### Task to carry out
Could you count how many lines of the data include "developer" and answer with the number only?

═══ Material for the task

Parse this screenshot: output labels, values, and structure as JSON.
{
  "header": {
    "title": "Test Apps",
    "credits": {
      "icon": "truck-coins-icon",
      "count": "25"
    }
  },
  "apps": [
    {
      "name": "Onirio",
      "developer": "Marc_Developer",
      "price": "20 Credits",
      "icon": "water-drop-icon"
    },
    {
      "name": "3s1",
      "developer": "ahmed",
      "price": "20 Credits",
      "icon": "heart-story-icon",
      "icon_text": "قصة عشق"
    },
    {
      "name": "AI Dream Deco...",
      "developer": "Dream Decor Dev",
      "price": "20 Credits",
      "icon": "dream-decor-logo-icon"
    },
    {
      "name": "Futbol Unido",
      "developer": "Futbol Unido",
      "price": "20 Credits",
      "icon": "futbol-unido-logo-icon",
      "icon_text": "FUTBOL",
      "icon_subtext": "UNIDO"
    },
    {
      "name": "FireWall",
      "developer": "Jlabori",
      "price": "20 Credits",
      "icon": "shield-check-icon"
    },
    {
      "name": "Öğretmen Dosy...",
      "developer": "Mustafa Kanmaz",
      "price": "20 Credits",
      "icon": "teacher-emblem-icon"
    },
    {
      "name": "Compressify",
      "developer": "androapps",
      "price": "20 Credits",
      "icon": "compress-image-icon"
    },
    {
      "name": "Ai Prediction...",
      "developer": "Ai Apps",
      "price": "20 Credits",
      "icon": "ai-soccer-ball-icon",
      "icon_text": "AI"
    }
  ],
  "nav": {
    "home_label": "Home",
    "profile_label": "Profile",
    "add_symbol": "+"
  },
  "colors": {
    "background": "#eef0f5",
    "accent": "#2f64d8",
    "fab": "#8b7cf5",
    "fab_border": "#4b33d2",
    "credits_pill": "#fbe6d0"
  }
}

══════

### Output of the exercise
8